This week, for various reasons, I’ve been finding out more about Nonviolent Communication, or ‘NVC’ for short:
NVC theory supposes that all human behavior stems from attempts to meet universal human needs, and that these needs are never in conflict; rather, conflict arises when strategies for meeting needs clash. NVC proposes that people should identify shared needs, which are revealed by the thoughts and feelings surrounding these needs, and then they should collaborate to develop strategies and make requests of each other to meet each other’s needs. The goal is interpersonal harmony and learning for future cooperation.Wikipedia
It’s a difficult thing to search for given, well, fonts, but yesterday Abi Handley gave me an overview of the FONT approach that Outlandish have taken from NVC, which stands for:

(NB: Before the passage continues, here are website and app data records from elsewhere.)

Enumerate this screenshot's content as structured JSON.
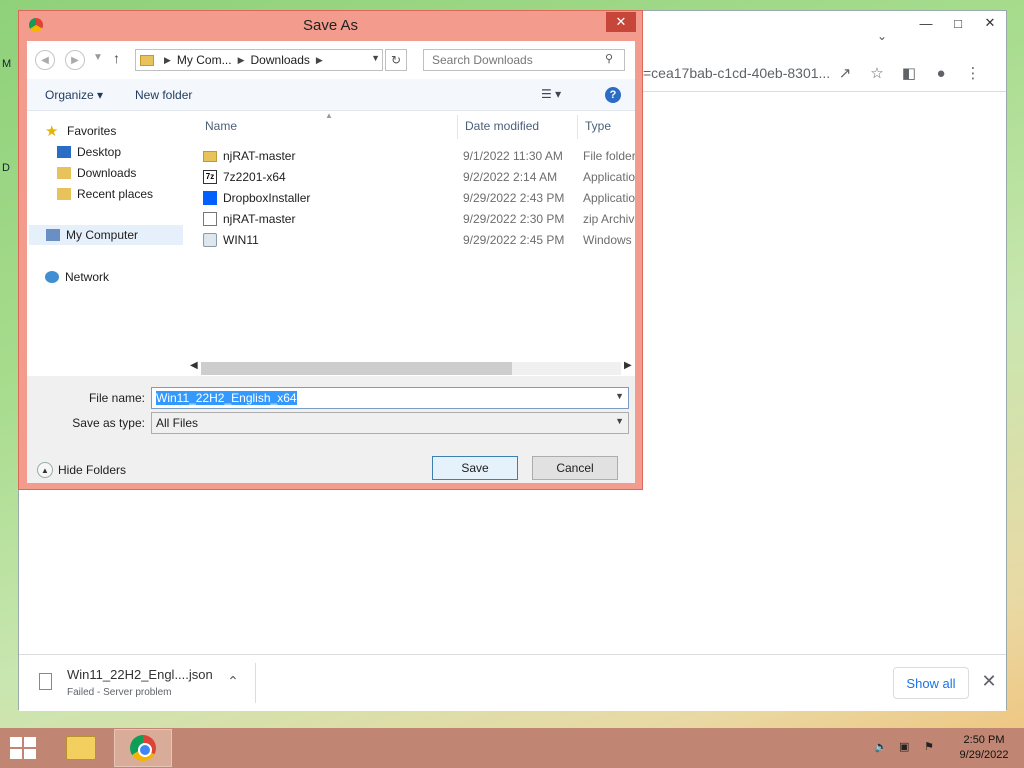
{
  "desktop": {
    "icon_letters": [
      "M",
      "D"
    ]
  },
  "chrome": {
    "url_fragment": "=cea17bab-c1cd-40eb-8301...",
    "download": {
      "filename": "Win11_22H2_Engl....json",
      "status": "Failed - Server problem",
      "show_all": "Show all"
    }
  },
  "dialog": {
    "title": "Save As",
    "breadcrumb": [
      "My Com...",
      "Downloads"
    ],
    "search_placeholder": "Search Downloads",
    "organize": "Organize ▾",
    "new_folder": "New folder",
    "nav": {
      "favorites": "Favorites",
      "desktop": "Desktop",
      "downloads": "Downloads",
      "recent": "Recent places",
      "computer": "My Computer",
      "network": "Network"
    },
    "columns": {
      "name": "Name",
      "date": "Date modified",
      "type": "Type"
    },
    "files": [
      {
        "name": "njRAT-master",
        "date": "9/1/2022 11:30 AM",
        "type": "File folder",
        "icon": "folder-icon"
      },
      {
        "name": "7z2201-x64",
        "date": "9/2/2022 2:14 AM",
        "type": "Application",
        "icon": "7zip-icon"
      },
      {
        "name": "DropboxInstaller",
        "date": "9/29/2022 2:43 PM",
        "type": "Application",
        "icon": "dropbox-icon"
      },
      {
        "name": "njRAT-master",
        "date": "9/29/2022 2:30 PM",
        "type": "zip Archive",
        "icon": "zip-icon"
      },
      {
        "name": "WIN11",
        "date": "9/29/2022 2:45 PM",
        "type": "Windows",
        "icon": "disc-image-icon"
      }
    ],
    "file_name_label": "File name:",
    "file_name_value": "Win11_22H2_English_x64",
    "save_type_label": "Save as type:",
    "save_type_value": "All Files",
    "hide_folders": "Hide Folders",
    "save": "Save",
    "cancel": "Cancel"
  },
  "taskbar": {
    "time": "2:50 PM",
    "date": "9/29/2022"
  }
}
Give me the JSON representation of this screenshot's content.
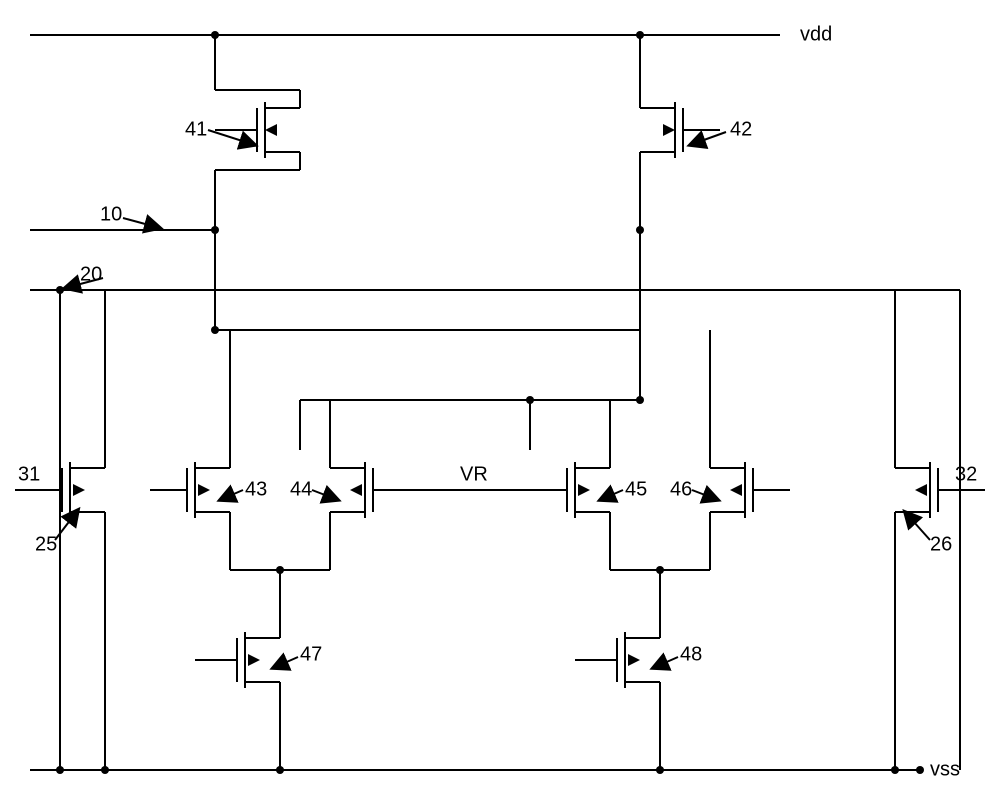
{
  "rails": {
    "vdd": "vdd",
    "vss": "vss"
  },
  "signals": {
    "n10": "10",
    "n20": "20",
    "n31": "31",
    "n32": "32",
    "n25": "25",
    "n26": "26",
    "vr": "VR"
  },
  "transistors": {
    "q41": "41",
    "q42": "42",
    "q43": "43",
    "q44": "44",
    "q45": "45",
    "q46": "46",
    "q47": "47",
    "q48": "48"
  }
}
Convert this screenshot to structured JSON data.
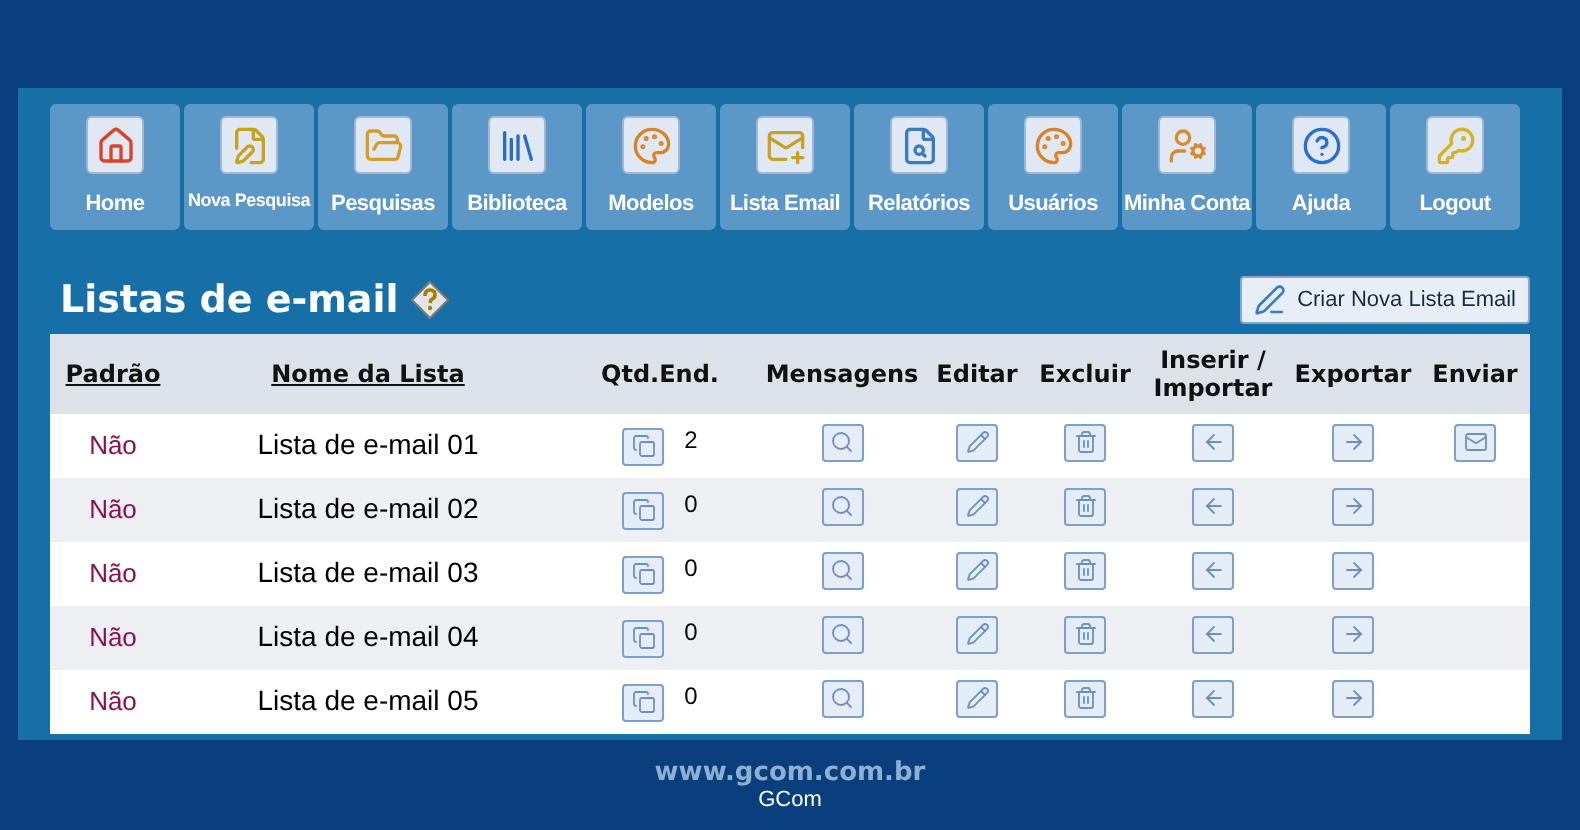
{
  "nav": [
    {
      "label": "Home"
    },
    {
      "label": "Nova Pesquisa"
    },
    {
      "label": "Pesquisas"
    },
    {
      "label": "Biblioteca"
    },
    {
      "label": "Modelos"
    },
    {
      "label": "Lista Email"
    },
    {
      "label": "Relatórios"
    },
    {
      "label": "Usuários"
    },
    {
      "label": "Minha Conta"
    },
    {
      "label": "Ajuda"
    },
    {
      "label": "Logout"
    }
  ],
  "page_title": "Listas de e-mail",
  "create_button": "Criar Nova Lista Email",
  "table": {
    "columns": [
      "Padrão",
      "Nome da Lista",
      "Qtd.End.",
      "Mensagens",
      "Editar",
      "Excluir",
      "Inserir / Importar",
      "Exportar",
      "Enviar"
    ],
    "rows": [
      {
        "default": "Não",
        "name": "Lista de e-mail 01",
        "count": "2",
        "can_send": true
      },
      {
        "default": "Não",
        "name": "Lista de e-mail 02",
        "count": "0",
        "can_send": false
      },
      {
        "default": "Não",
        "name": "Lista de e-mail 03",
        "count": "0",
        "can_send": false
      },
      {
        "default": "Não",
        "name": "Lista de e-mail 04",
        "count": "0",
        "can_send": false
      },
      {
        "default": "Não",
        "name": "Lista de e-mail 05",
        "count": "0",
        "can_send": false
      }
    ]
  },
  "footer": {
    "site": "www.gcom.com.br",
    "company": "GCom"
  }
}
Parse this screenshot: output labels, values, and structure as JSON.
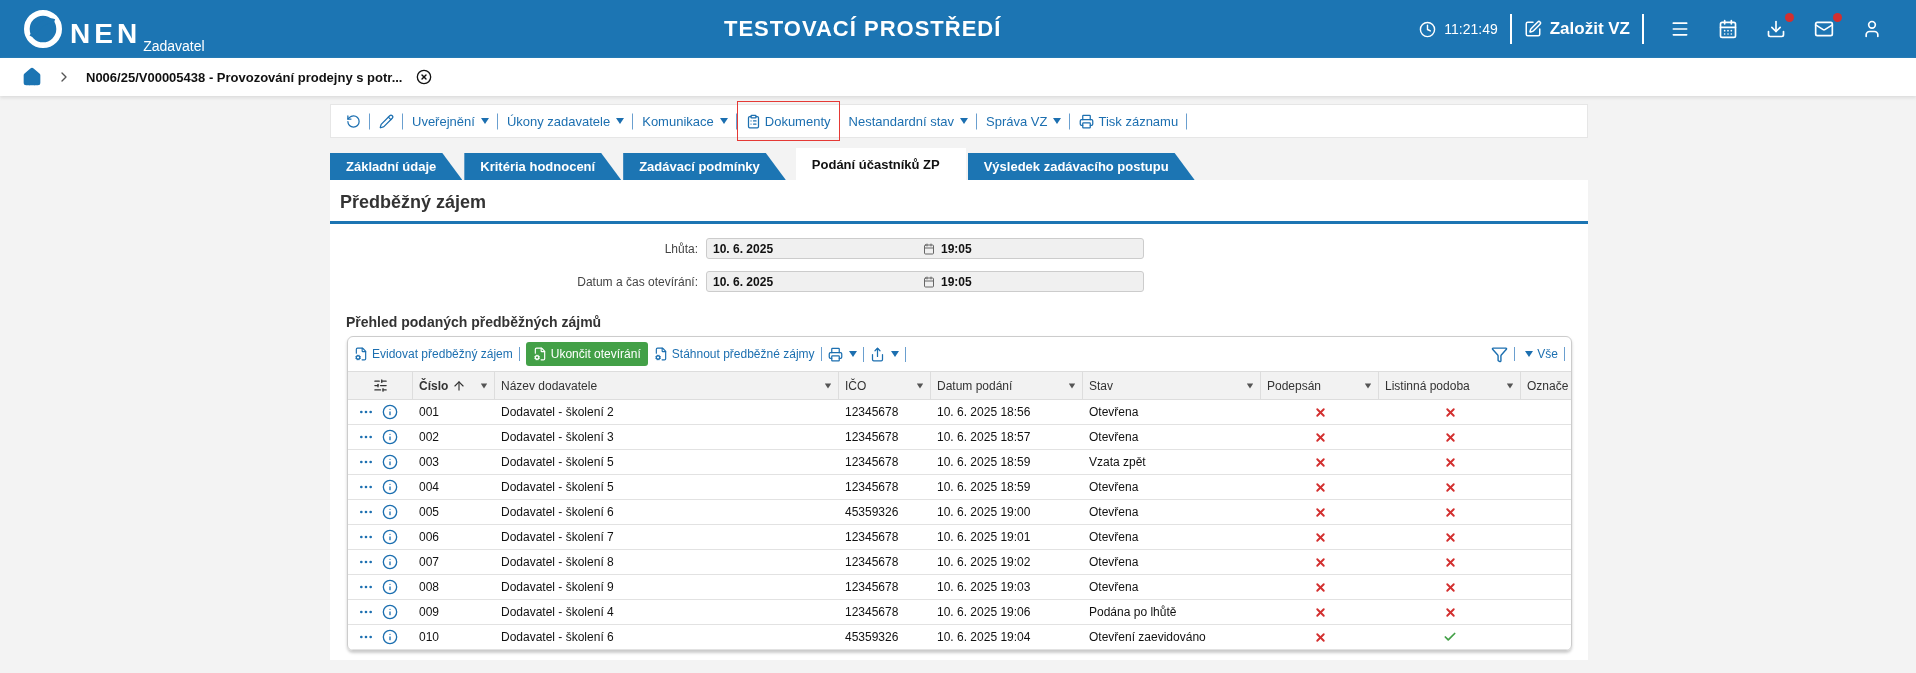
{
  "header": {
    "logo": "NEN",
    "logo_sub": "Zadavatel",
    "environment": "TESTOVACÍ PROSTŘEDÍ",
    "time": "11:21:49",
    "create_button": "Založit VZ",
    "icons": [
      {
        "kind": "menu",
        "badge": false
      },
      {
        "kind": "calendar",
        "badge": false
      },
      {
        "kind": "download",
        "badge": true
      },
      {
        "kind": "mail",
        "badge": true
      },
      {
        "kind": "user",
        "badge": false
      }
    ]
  },
  "breadcrumb": {
    "title": "N006/25/V00005438 - Provozování prodejny s potr..."
  },
  "toolbar": [
    {
      "kind": "refresh"
    },
    {
      "kind": "edit"
    },
    {
      "kind": "menu",
      "label": "Uveřejnění",
      "highlighted": false
    },
    {
      "kind": "menu",
      "label": "Úkony zadavatele",
      "highlighted": false
    },
    {
      "kind": "menu",
      "label": "Komunikace",
      "highlighted": false
    },
    {
      "kind": "doc",
      "label": "Dokumenty",
      "highlighted": true
    },
    {
      "kind": "menu",
      "label": "Nestandardní stav",
      "highlighted": false
    },
    {
      "kind": "menu",
      "label": "Správa VZ",
      "highlighted": false
    },
    {
      "kind": "print",
      "label": "Tisk záznamu",
      "highlighted": false
    }
  ],
  "tabs": [
    {
      "label": "Základní údaje",
      "selected": false
    },
    {
      "label": "Kritéria hodnocení",
      "selected": false
    },
    {
      "label": "Zadávací podmínky",
      "selected": false
    },
    {
      "label": "Podání účastníků ZP",
      "selected": true
    },
    {
      "label": "Výsledek zadávacího postupu",
      "selected": false
    }
  ],
  "section": {
    "title": "Předběžný zájem",
    "fields": [
      {
        "label": "Lhůta:",
        "date": "10. 6. 2025",
        "time": "19:05"
      },
      {
        "label": "Datum a čas otevírání:",
        "date": "10. 6. 2025",
        "time": "19:05"
      }
    ]
  },
  "table": {
    "title": "Přehled podaných předběžných zájmů",
    "actions": [
      {
        "kind": "link",
        "label": "Evidovat předběžný zájem"
      },
      {
        "kind": "primary",
        "label": "Ukončit otevírání"
      },
      {
        "kind": "link",
        "label": "Stáhnout předběžné zájmy"
      },
      {
        "kind": "print"
      },
      {
        "kind": "export"
      }
    ],
    "filter_label": "Vše",
    "columns": [
      {
        "label": "Číslo",
        "sorted": true
      },
      {
        "label": "Název dodavatele",
        "sorted": false
      },
      {
        "label": "IČO",
        "sorted": false
      },
      {
        "label": "Datum podání",
        "sorted": false
      },
      {
        "label": "Stav",
        "sorted": false
      },
      {
        "label": "Podepsán",
        "sorted": false
      },
      {
        "label": "Listinná podoba",
        "sorted": false
      },
      {
        "label": "Označe",
        "sorted": false
      }
    ],
    "rows": [
      {
        "number": "001",
        "supplier": "Dodavatel - školení 2",
        "ico": "12345678",
        "date": "10. 6. 2025 18:56",
        "status": "Otevřena",
        "signed": false,
        "paper": false
      },
      {
        "number": "002",
        "supplier": "Dodavatel - školení 3",
        "ico": "12345678",
        "date": "10. 6. 2025 18:57",
        "status": "Otevřena",
        "signed": false,
        "paper": false
      },
      {
        "number": "003",
        "supplier": "Dodavatel - školení 5",
        "ico": "12345678",
        "date": "10. 6. 2025 18:59",
        "status": "Vzata zpět",
        "signed": false,
        "paper": false
      },
      {
        "number": "004",
        "supplier": "Dodavatel - školení 5",
        "ico": "12345678",
        "date": "10. 6. 2025 18:59",
        "status": "Otevřena",
        "signed": false,
        "paper": false
      },
      {
        "number": "005",
        "supplier": "Dodavatel - školení 6",
        "ico": "45359326",
        "date": "10. 6. 2025 19:00",
        "status": "Otevřena",
        "signed": false,
        "paper": false
      },
      {
        "number": "006",
        "supplier": "Dodavatel - školení 7",
        "ico": "12345678",
        "date": "10. 6. 2025 19:01",
        "status": "Otevřena",
        "signed": false,
        "paper": false
      },
      {
        "number": "007",
        "supplier": "Dodavatel - školení 8",
        "ico": "12345678",
        "date": "10. 6. 2025 19:02",
        "status": "Otevřena",
        "signed": false,
        "paper": false
      },
      {
        "number": "008",
        "supplier": "Dodavatel - školení 9",
        "ico": "12345678",
        "date": "10. 6. 2025 19:03",
        "status": "Otevřena",
        "signed": false,
        "paper": false
      },
      {
        "number": "009",
        "supplier": "Dodavatel - školení 4",
        "ico": "12345678",
        "date": "10. 6. 2025 19:06",
        "status": "Podána po lhůtě",
        "signed": false,
        "paper": false
      },
      {
        "number": "010",
        "supplier": "Dodavatel - školení 6",
        "ico": "45359326",
        "date": "10. 6. 2025 19:04",
        "status": "Otevření zaevidováno",
        "signed": false,
        "paper": true
      }
    ]
  }
}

Despite the order of this acronym, the aim is to acknowledge your own feelings, observations, and thoughts, and get to the needs you have in any given situation.
I don’t have much knowledge or experience with NVC, but found FONT very useful yesterday when it was important for me to push past what I was feeling to get to a solution/resolution. I simply opened my notes app, and wrote some bullet points under feelings, observations, and thoughts, before getting to needs.
I’m not sure how well it scales to really deep-seated issues we may face in life, but for nipping things in the bud that could escalate, I found FONT useful this week.
This post is Day 48 of my #100DaysToOffload challenge. Want to get involved? Find out more at 100daystooffload.com
As happens quite often when I am exposed to something that helps transform my thinking or worldview, I’m not entirely sure how to get started with this one. So I’ll just dive straight in with a quotation:
The educational imagination of the last two decades has been dominated by one particular vision of the future, a vision of a global knowledge economy fuelled by international competition and sustained by digital networks. This vision has driven investment in new technologies, new approaches to teaching and learning, new education industries and massive school rebuilding programmes around the world. This vision has promised students and nations that with enough education, creativity and new technology, their futures will be secure. This vision of the future, however, can no longer be considered either robust or desirable enough to act as a reliable guide for education. (Keri Facer, Learning Futures)
Simon Bostock commented recently on my communitarian tendencies. He’s correct: I’ve recently co-kickstarted Purpos/ed and got involved with the PTA of the school my son attends. Civil Society is too important to be taken for granted: people are too busy gossiping and wasting their cognitive surplus:
Gossip is the opiate of the oppressed. (Erica Jong)
And we are oppressed. In fact, fairly often, we choose to be. Now that we’ve
caught assassinated Osama Bin Laden, are we going to demand our rights back? Can we shut off those CCTV cameras please? Can we re-record those messages I hear in train stations threatening to destroy my unattended luggage? Will I be able to take a bottle of water on my next flight?
Stand up. Literally. Walk out of wherever you are right now – be it your home, your place of work, or your local library. Have a look around. Are we in danger? Really? I don’t want to live in a climate of fear and uncertainty – and nor do I want this to become normality for my children.
The biggest threat to our society isn’t terrorism: it’s our sense of community being slowly eroded by a creeping individualism. This individualism is hidden behind a mask of political correctness, of not wanting to cause ‘offence’ and through the tried-and-tested powers of advertising, fashion, and trend-setting. Where have the real thought-leaders gone? I’ll tell you. They’ve been lost in the quest for the perfect soundbite.
People like to be told what to do. Actually, that’s not entirely accurate. People like not to have to think. Does that sound controversial? It’s true. The majority of the population like to have established ways of doing things because of something that’s also true: we avoid conflict wherever possible. In doing so, we hand a voice to those who use conflict to increase their power and influence.
I’m generalising. Of course I am. You and I are different, aren’t we? Except we’re not. We’re slaves to the latest gadget, the latest news item and the views espoused by the latest celebrity. But more than that: we’re using tools of oppression to build futures for our children. We’re using rare earth minerals to fuel our obsession with gadgetry; we’re using forms of discourse that restrict our ways of conceptualising issues; and, most importantly of all, we’re propping-up outmoded education systems because of our belief that in doing so we’re helping our children.
As Keri Facer points out in the quotation I selected from her (excellent) new book, our vision of the future is no longer robust or desirable enough. We’re suffering from a paucity of collective imagination. We can’t even muster more than a sarcastic tweet or status update when a bunch of bankers wreck our entire economic system (and then pay themselves bonuses for doing so). We think it’s OK for blue-collar jobs, for call centres to be outsourced to the developing world, but what happens when the white-collar jobs go the same way? Are we prepared for that?
Is our education system adequate, relevant and proportionate? It’s not about campaigning for the latest technologies and an increase in ‘creativity’ in schools. Our problems go a whole lot deeper than that. These are difficult, knotty issues about social justice, the fabric of society and, ultimately, the human race. It’s time to do some real thinking and acting.
What are YOU going to do about it?
Image CC BY-NC-SA matthileo